Hey all. I’ve been out and about shooting ‘Melbourne Revealed’ for my Youtube Channel of late, and I have shot a couple of episodes over in Melbourne’s western suburbs of Altona and Williamstown. Williamstown is close-ish to the centre of town. There are ferries from the Docklands area of Melbourne to Williamstown – I think they deliver you to Gem Pier in Williamstown. The train isn’t particularly direct and takes around 32 minutes. Altona is a fifteen minute drive in good traffic from Williamstown, maybe less.

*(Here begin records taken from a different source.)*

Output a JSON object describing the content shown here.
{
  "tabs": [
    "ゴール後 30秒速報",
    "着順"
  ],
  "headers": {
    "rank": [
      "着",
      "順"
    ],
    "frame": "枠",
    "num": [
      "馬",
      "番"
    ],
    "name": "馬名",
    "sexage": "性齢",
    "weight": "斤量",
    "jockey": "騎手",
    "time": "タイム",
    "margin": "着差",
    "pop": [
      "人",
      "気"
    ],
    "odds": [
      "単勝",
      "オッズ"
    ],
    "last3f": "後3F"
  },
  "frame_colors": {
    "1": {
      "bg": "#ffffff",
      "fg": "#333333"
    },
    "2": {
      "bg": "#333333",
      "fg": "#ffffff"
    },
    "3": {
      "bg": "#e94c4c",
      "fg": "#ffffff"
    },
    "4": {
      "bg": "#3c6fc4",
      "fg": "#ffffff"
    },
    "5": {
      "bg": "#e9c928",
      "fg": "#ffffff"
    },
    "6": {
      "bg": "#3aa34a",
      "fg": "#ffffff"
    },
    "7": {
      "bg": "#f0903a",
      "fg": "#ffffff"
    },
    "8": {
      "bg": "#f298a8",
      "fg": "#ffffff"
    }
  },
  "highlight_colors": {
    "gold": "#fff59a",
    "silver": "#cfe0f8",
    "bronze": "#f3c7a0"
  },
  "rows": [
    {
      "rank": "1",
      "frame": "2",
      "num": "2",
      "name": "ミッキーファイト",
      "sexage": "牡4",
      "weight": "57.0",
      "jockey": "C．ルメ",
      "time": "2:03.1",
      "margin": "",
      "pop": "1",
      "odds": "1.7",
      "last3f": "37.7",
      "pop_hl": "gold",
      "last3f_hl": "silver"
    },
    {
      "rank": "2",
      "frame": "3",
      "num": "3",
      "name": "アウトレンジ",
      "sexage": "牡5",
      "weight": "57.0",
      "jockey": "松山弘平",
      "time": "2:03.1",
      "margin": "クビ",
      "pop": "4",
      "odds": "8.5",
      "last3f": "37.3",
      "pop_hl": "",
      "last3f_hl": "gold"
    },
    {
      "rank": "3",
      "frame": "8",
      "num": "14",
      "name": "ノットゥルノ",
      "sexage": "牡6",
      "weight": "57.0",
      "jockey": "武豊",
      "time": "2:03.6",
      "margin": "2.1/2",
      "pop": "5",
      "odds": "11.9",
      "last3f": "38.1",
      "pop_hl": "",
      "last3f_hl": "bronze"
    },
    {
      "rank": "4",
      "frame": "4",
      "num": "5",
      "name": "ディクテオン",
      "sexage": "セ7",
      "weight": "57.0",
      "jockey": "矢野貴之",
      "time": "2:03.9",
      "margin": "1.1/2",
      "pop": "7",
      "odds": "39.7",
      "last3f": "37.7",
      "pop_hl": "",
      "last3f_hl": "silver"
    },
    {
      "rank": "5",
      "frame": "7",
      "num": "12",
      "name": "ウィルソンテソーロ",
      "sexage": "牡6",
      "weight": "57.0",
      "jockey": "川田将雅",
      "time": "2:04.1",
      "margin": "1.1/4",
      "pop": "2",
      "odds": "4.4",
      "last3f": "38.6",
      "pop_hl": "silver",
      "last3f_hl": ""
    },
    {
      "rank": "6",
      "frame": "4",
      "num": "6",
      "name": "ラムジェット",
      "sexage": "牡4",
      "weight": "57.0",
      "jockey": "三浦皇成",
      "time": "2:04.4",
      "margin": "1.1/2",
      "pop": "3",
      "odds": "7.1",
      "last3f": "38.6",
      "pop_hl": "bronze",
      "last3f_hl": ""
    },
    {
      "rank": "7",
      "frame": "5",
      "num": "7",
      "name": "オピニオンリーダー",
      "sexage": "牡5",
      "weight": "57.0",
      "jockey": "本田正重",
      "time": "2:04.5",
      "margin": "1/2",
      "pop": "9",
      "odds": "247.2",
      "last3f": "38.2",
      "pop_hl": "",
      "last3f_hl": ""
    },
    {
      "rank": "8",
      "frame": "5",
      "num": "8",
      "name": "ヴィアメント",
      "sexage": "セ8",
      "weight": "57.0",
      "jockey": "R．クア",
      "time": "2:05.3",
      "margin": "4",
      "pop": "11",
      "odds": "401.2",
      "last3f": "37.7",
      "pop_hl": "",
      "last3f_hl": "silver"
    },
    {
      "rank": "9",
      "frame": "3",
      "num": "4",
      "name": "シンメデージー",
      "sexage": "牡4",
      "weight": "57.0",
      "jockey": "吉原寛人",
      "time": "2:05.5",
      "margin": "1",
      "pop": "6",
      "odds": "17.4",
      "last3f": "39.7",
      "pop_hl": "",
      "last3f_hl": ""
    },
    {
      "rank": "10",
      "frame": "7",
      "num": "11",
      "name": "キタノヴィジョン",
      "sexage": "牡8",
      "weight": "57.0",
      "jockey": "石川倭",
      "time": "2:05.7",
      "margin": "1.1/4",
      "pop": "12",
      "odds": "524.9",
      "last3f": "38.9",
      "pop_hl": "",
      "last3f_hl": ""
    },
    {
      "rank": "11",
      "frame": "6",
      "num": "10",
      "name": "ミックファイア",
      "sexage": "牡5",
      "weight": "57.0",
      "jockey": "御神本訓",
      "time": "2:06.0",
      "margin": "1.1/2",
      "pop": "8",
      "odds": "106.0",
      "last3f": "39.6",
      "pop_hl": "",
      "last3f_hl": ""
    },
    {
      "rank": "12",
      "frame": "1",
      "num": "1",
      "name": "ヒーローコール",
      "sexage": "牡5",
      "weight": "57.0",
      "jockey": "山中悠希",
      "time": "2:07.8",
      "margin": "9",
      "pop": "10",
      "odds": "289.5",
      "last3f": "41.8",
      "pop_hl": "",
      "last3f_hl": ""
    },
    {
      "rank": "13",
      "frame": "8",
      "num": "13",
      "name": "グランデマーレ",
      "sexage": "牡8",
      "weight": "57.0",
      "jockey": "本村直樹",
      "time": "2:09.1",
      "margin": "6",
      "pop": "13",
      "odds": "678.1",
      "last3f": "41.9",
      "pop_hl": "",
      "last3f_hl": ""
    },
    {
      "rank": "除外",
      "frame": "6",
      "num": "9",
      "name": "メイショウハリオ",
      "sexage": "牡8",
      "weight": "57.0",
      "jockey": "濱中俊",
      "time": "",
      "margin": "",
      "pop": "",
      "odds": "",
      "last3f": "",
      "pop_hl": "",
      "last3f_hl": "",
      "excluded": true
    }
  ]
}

It’s 38 minutes from the centre of Melbourne (Flinders street station) to Altona train station.
Anyhoo, I live in the south-east of Melbourne, and there’s a bit of a divide here which may not be obvious to the visitor, although really all it takes is to look on a map I guess. The east-west divide is a little classist I guess too, for a long time the western suburbs were considered, at least by people on the other side of the divide, to be the poorer suburbs, the lower-class part of Melbourne. It’s disappointing that this sort of attitude exists, and in my adventures for ‘Melbourne Revealed’ I am planning on returning more to the west of Melbourne to show you Footscray, Werribee and more.
Today attitudes have changed, although they are still there in some respect. Personally, the western suburbs opened up for me back when I started following my football team back in 1990. I was only 15 years old and I didn’t realise that this issue existed. The Yarra river divides Melbourne into east and west up to a point, and at the moment, aside from going north around the top of the Yarra which veers eastwards, is to take the West Gate Bridge which was built many decades ago now. It’s four lanes both ways but it does turn into a bit of a bottleneck at the wrong times of the day.
So in some ways public transport is not a bad option to get over there. But today it’s really a very developed, interesting and attractive part of Melbourne. What do these two suburbs offer the visitor, though?
Well, Altona is not full of things for the tourist, but it does have a really nice beach which is great if you want to get some sun and sand, and perhaps a little swimming in as well. The water takes a while to go deep, there is a long pier that people like to swim and snorkel off (as I did). I didn’t see a heck of a lot out there when I was snorkelling, and the waters were murkier than I was expecting. It wasn’t until I reviewed my footage that I saw the small fish we seemed pretty common. The marine vegetation grows on the pier pillars and that’s got a few interesting colours about it. There was even some kite surfing happening there not to mention beach volleyball. No Rio de Janeiro by any means, but actually not a bad spot for it.
The suburb itself seems pleasant with an interesting mix of new and old houses, and the centre of town, just up from the pier actually has loads of eateries to choose from as well as indoor and outdoor dining. So you won’t go hungry, Chinese, Greek, Aussie palates and more are catered for. Honestly if you’re looking to escape the town for a decent beach you could do worse than head to Altona Beach!
Williamstown does have a few things to see and do, along with a great beach of its own which you can easily wile away a day at. The HMAS Castlemaine is a WWII boat that amongst other things swept for mines. Fun! You can enter the boat and walk around it, there are guides inside who will impart plenty of information if you wish. You can see the cabins set up, the galley, the machine workings of the boat and much more its just that I don’t know the nautical terms! The deck’s also fun to explore. The views aren’t bad, it’s moored on Gem Pier which is another longish pier, quite wide, where at the end you can look back at the inner bay and back to Melbourne.
There’s also a maritime museum which looked interesting but also – closed. Attached to I think an outdoor cinema which would be nice on the right night. As you may know I went snorkelling in the ‘Jawbone’, on the other side to the city of Williamstown. Would have been nicer I think if the tide was in, but certainly had possibilities. That area has a few walking paths through it too and is quite picturesque.
Then there is the Newport Railway Museum – it’s the next suburb along but it’s basically Williamstown. It’s got loads of locomotives and carriages that you can climb all over and it’s great for kids and adults! Closed at the time I visited but planning on opening soon.
There are some botanical gardens near the Williamstown Beach which are very pleasant and could be a spot for a holiday. And the houses are more often than not quite old and historic and just driving around the leafy streets is really interesting.
Folks, both suburb are well worth taking the train out to. The Spotswood Scienceworks Museum isn’t that far from Williamstown too and that’s GREAT if you have kids. This is a part of Melbourne which is slowly becoming more appreciated and I do hope that that continues to happen! Thanks for reading today, and if you do manage to get to Melbourne one day when that becomes possible, perhaps you’ll consider Altona and Williamstown! Thanks for reading, take care, and May the Journey Never End!
4 thoughts on “Melbourne’s West has Beaches and More – Exploring Williamstown and Altona”
looks lovely, such a long sandy beach
It is surprising that a district near the sea can be a ‘poor’ district. I am not surprised that this is changing as the attraction of the seaside increases with financial capacity.
well these days it is not ‘poor’ but if you went back say to the 1990s it would have been considered so. Now the beachside suburbs are all very much sought after as places to live.